Oregon actually has two laws that should require insurers to cover ABA therapy: the Mental Health Parity Act and the Developmental Disabilities Act. Judge Simon explained, “The court finds that Providence cannot simultaneously purport to cover autism, and yet deny coverage for medically necessary ABA therapy through its Developmental Disability Exclusion consistent with the Oregon Mental Health Parity Act.” While Providence was not the only insurer denying coverage, this ruling has helped legitimize that all ABA should be covered by all insurance companies in Oregon.
“ABA was first considered investigational and denied,” says Julie Hillyard, a Vancouver mother with a child on the spectrum. Together with her husband, Dr. Todd Hillyard, have been paying out-of-pocket for ABA therapy for their 6-year-old son for three years. Since 2012, an independent review committee for Regence Health has denied the Hillyards four times for ABA reimbursement in Washington.
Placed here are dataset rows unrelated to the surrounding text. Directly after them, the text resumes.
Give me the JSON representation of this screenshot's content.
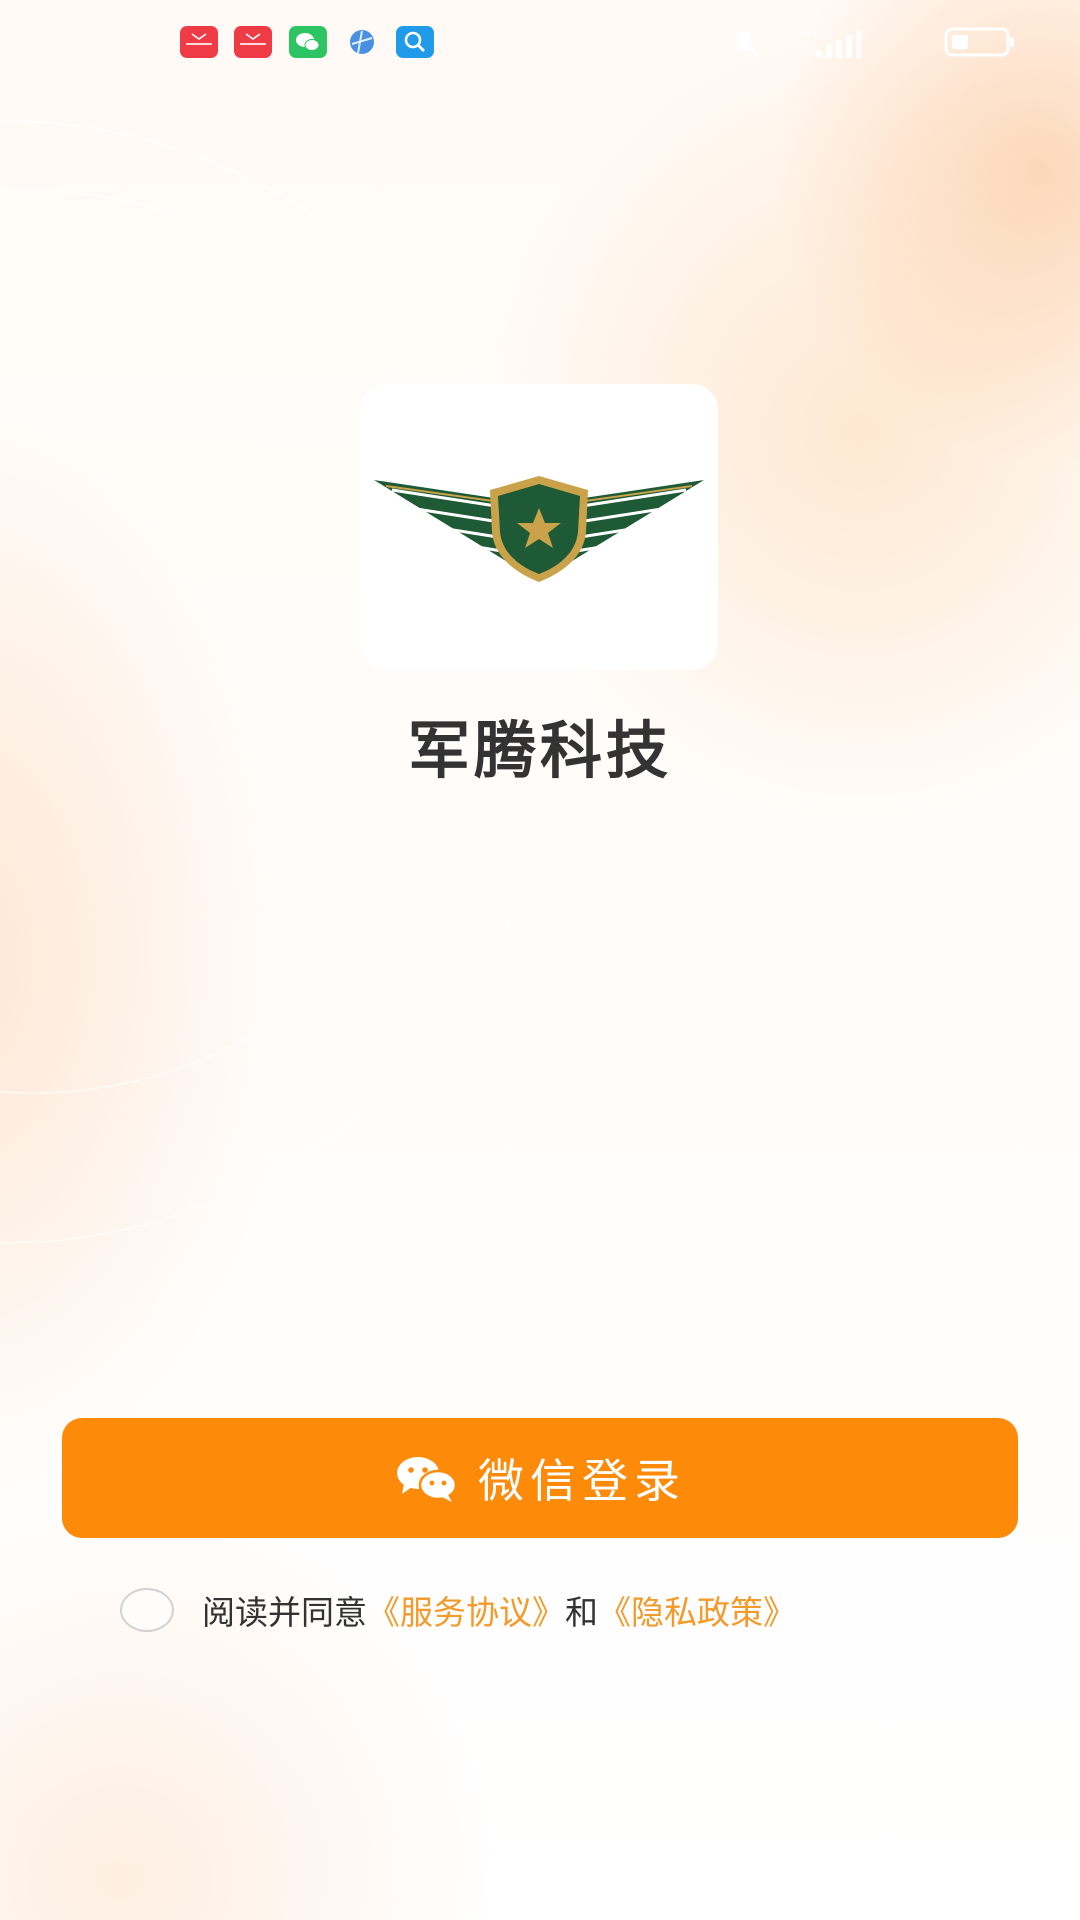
{
  "status_bar": {
    "notification_icons": [
      "mail-app-icon",
      "mail-app-icon",
      "wechat-icon",
      "browser-icon",
      "search-app-icon"
    ],
    "mute_icon": "bell-off-icon",
    "network_type": "4G",
    "signal_icon": "signal-bars-icon",
    "battery_icon": "battery-icon"
  },
  "app": {
    "logo": "shield-wings-star-logo",
    "name": "军腾科技"
  },
  "login": {
    "button_label": "微信登录",
    "button_icon": "wechat-icon"
  },
  "agreement": {
    "prefix": "阅读并同意",
    "service_link": "《服务协议》",
    "conjunction": "和",
    "privacy_link": "《隐私政策》"
  },
  "colors": {
    "accent": "#fe8a0a",
    "link": "#f29a2a",
    "logo_green": "#1e5a35",
    "logo_gold": "#c9a24a"
  }
}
“One of the things I didn’t understand was how much Matthew would need tasks broken down for him,” Julie says. “This therapy, it was the one thing we could do for him. The people working with our family have been so kind and have made an investment in our son.”
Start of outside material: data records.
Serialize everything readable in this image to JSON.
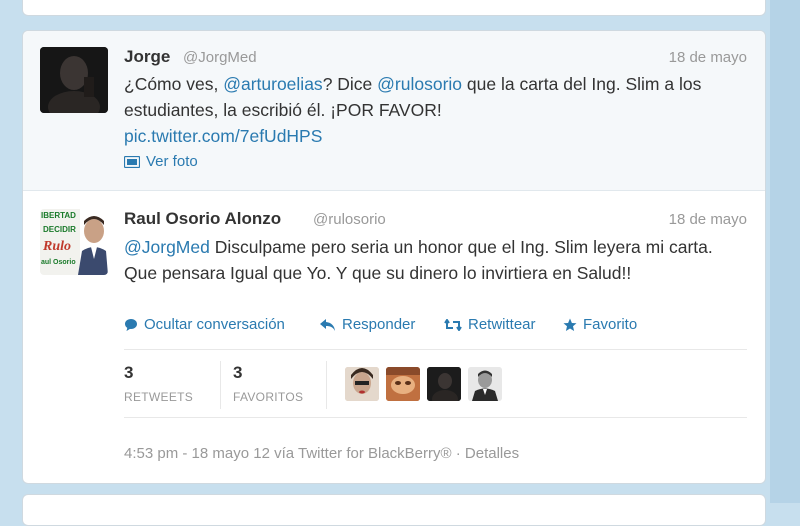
{
  "tweet1": {
    "name": "Jorge",
    "handle": "@JorgMed",
    "date": "18 de mayo",
    "text_parts": {
      "a": "¿Cómo ves, ",
      "mention1": "@arturoelias",
      "b": "? Dice ",
      "mention2": "@rulosorio",
      "c": " que la carta del Ing. Slim a los estudiantes, la escribió él. ¡POR FAVOR!"
    },
    "pic_link": "pic.twitter.com/7efUdHPS",
    "view_photo": "Ver foto"
  },
  "tweet2": {
    "name": "Raul Osorio Alonzo",
    "handle": "@rulosorio",
    "date": "18 de mayo",
    "mention": "@JorgMed",
    "text": " Disculpame pero seria un honor que el Ing. Slim leyera mi carta. Que pensara Igual que Yo. Y que su dinero lo invirtiera en Salud!!",
    "avatar_text": {
      "line1": "IBERTAD",
      "line2": "DECIDIR",
      "line3": "Rulo",
      "line4": "aul Osorio"
    },
    "actions": {
      "hide": "Ocultar conversación",
      "reply": "Responder",
      "retweet": "Retwittear",
      "favorite": "Favorito"
    },
    "stats": {
      "retweets_count": "3",
      "retweets_label": "RETWEETS",
      "favorites_count": "3",
      "favorites_label": "FAVORITOS"
    },
    "footer": "4:53 pm - 18 mayo 12 vía Twitter for BlackBerry® · Detalles"
  },
  "colors": {
    "link": "#2a7ab0",
    "background": "#c7dfee"
  }
}
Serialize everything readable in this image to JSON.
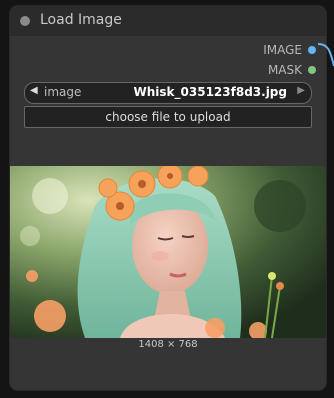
{
  "node": {
    "title": "Load Image",
    "outputs": [
      {
        "label": "IMAGE",
        "color": "#64b5f6"
      },
      {
        "label": "MASK",
        "color": "#81c784"
      }
    ],
    "image_widget": {
      "label": "image",
      "value": "Whisk_035123f8d3.jpg",
      "left_arrow": "◀",
      "right_arrow": "▶"
    },
    "upload_button": {
      "label": "choose file to upload"
    },
    "preview": {
      "alt": "Portrait of a woman with mint green wavy hair wearing an orange flower crown, among orange flowers",
      "dimensions": "1408 × 768"
    }
  },
  "colors": {
    "node_bg": "#353535",
    "title_bg": "#2b2b2b",
    "image_slot": "#64b5f6",
    "mask_slot": "#81c784"
  }
}
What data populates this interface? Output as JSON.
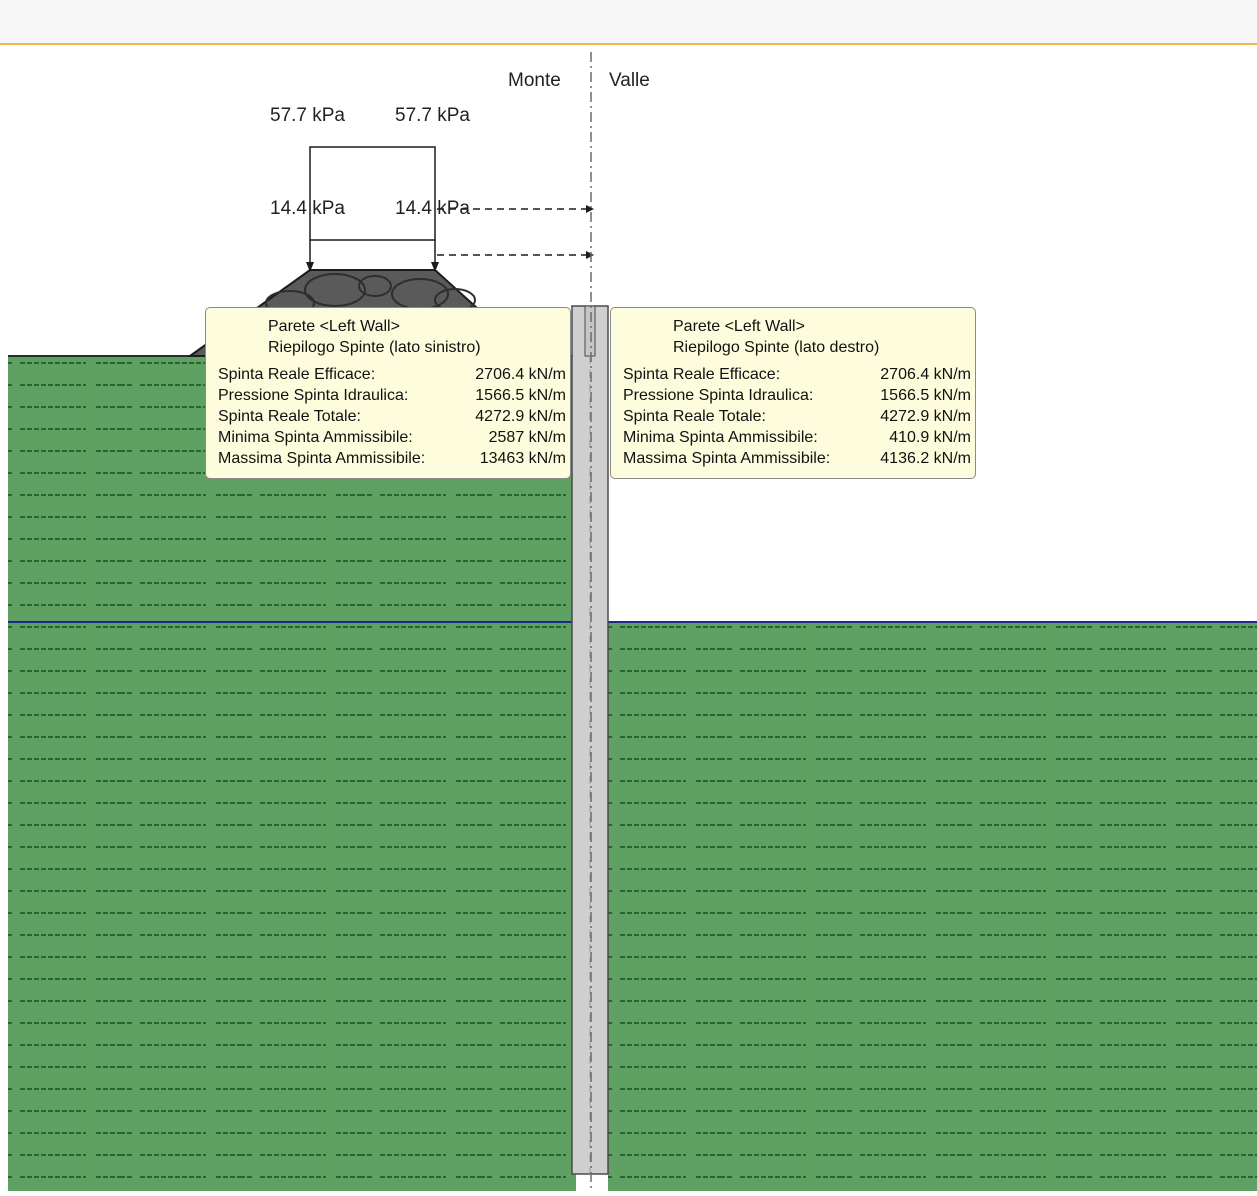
{
  "zones": {
    "left_label": "Monte",
    "right_label": "Valle"
  },
  "surcharge": {
    "top_left": "57.7 kPa",
    "top_right": "57.7 kPa",
    "bottom_left": "14.4 kPa",
    "bottom_right": "14.4 kPa"
  },
  "summary_left": {
    "title": "Parete <Left Wall>",
    "subtitle": "Riepilogo Spinte (lato sinistro)",
    "rows": [
      {
        "label": "Spinta Reale Efficace:",
        "value": "2706.4 kN/m"
      },
      {
        "label": "Pressione Spinta Idraulica:",
        "value": "1566.5 kN/m"
      },
      {
        "label": "Spinta Reale Totale:",
        "value": "4272.9 kN/m"
      },
      {
        "label": "Minima Spinta Ammissibile:",
        "value": "2587 kN/m"
      },
      {
        "label": "Massima Spinta Ammissibile:",
        "value": "13463 kN/m"
      }
    ]
  },
  "summary_right": {
    "title": "Parete <Left Wall>",
    "subtitle": "Riepilogo Spinte (lato destro)",
    "rows": [
      {
        "label": "Spinta Reale Efficace:",
        "value": "2706.4 kN/m"
      },
      {
        "label": "Pressione Spinta Idraulica:",
        "value": "1566.5 kN/m"
      },
      {
        "label": "Spinta Reale Totale:",
        "value": "4272.9 kN/m"
      },
      {
        "label": "Minima Spinta Ammissibile:",
        "value": "410.9 kN/m"
      },
      {
        "label": "Massima Spinta Ammissibile:",
        "value": "4136.2 kN/m"
      }
    ]
  },
  "colors": {
    "soil": "#5fa063",
    "soil_hatch": "#2f6136",
    "water_line": "#1b2a8c",
    "wall": "#cfcfcf",
    "tooltip_bg": "#fdfcdc",
    "accent": "#f5b54a"
  }
}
She says that ABA is so unique for children with autism because it is customized to meet the needs of each child. The family is working to reform the insurance laws in Washington state that would require ABA therapy coverage, similar to Oregon. The family is encouraged by the recent settlement of two class action lawsuits totaling $6 million against Regence BlueCross/Blueshield.
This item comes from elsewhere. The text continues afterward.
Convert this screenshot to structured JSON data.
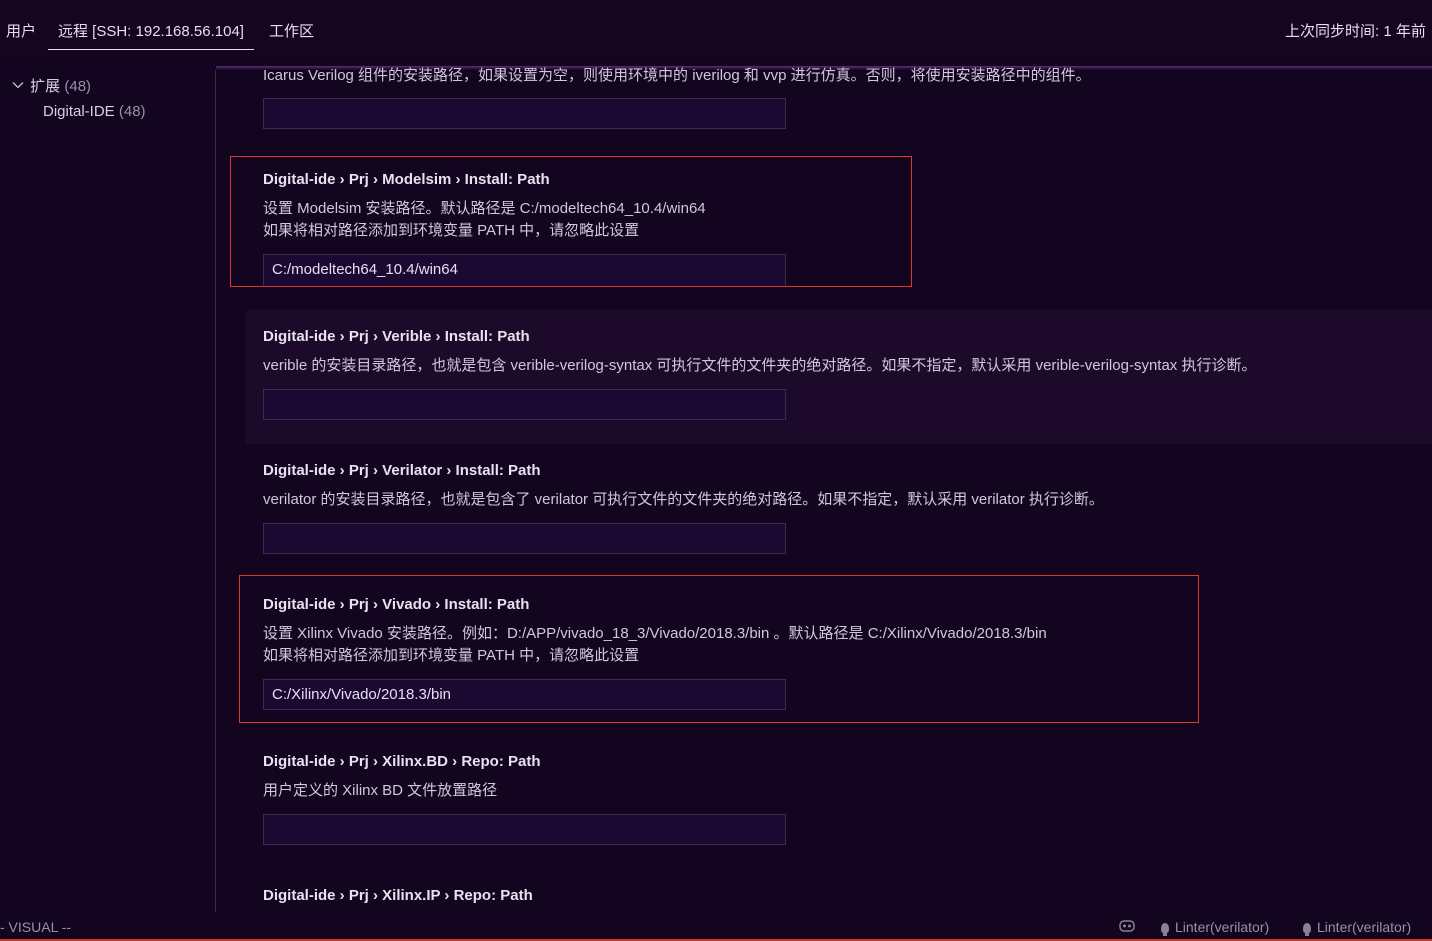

Even in Oregon, with the excitement of the new legislation, there are still many questions. The Division of the Oregon Department of Consumer and Business Services is now involved. Last month, the Oregon Insurance Division issued two bulletins clarifying insurance companies’ responsibility for ABA coverage for people with autism.
The Insurance Board made drafts of the bulletins available to several autism and mental health advocacy organizations, as well as members of the general public. Groups were able to review, provide feedback and clarify language about limitations on age and time of ABA therapy for patients. The final bulletins direct all Oregon insurers to comply with state and federal mental health parity laws.
Despite this new legislation, those that self-pay for insurance plans will not be covered for ABA therapy reimbursement.
Portland father Jim Williams falls into this grey area.
Williams’ son, a freshman in high school and on the spectrum, was evaluated and assessed last year and prescribed an augmentative speech display. At the time, the insurance company said the device would be covered along with unlimited therapy.
The family was ecstatic.
Then, before they started therapy, their insurance claim was rejected, citing no coverage due to no coverage for developmental delays. Williams struggled to understand.
“We fight so many battles on so many fronts,” Williams says. “I wish we didn’t have to go through the emotional roller coaster.”
How to obtain ABA coverage
- Contact your insurance company and ask for coverage, reimbursement, or both. “Nobody will get anything they don’t ask for,” says Terdal.
- ABA therapies can start immediately, or families can be put on a wait list for services.
How to proceed if you are seeking ABA coverage from insurance
(Adapted in part from Autism Insurance for Oregon’s website, autisminsuranceor.org)
Magazine article on educational vs. medical diagnosis of autism)
Oregon to order sweeping ABA coverage (Autism Speaks)
State insurance mandates for Autism Spectrum Disorders (American Speech-Language Hearing Association)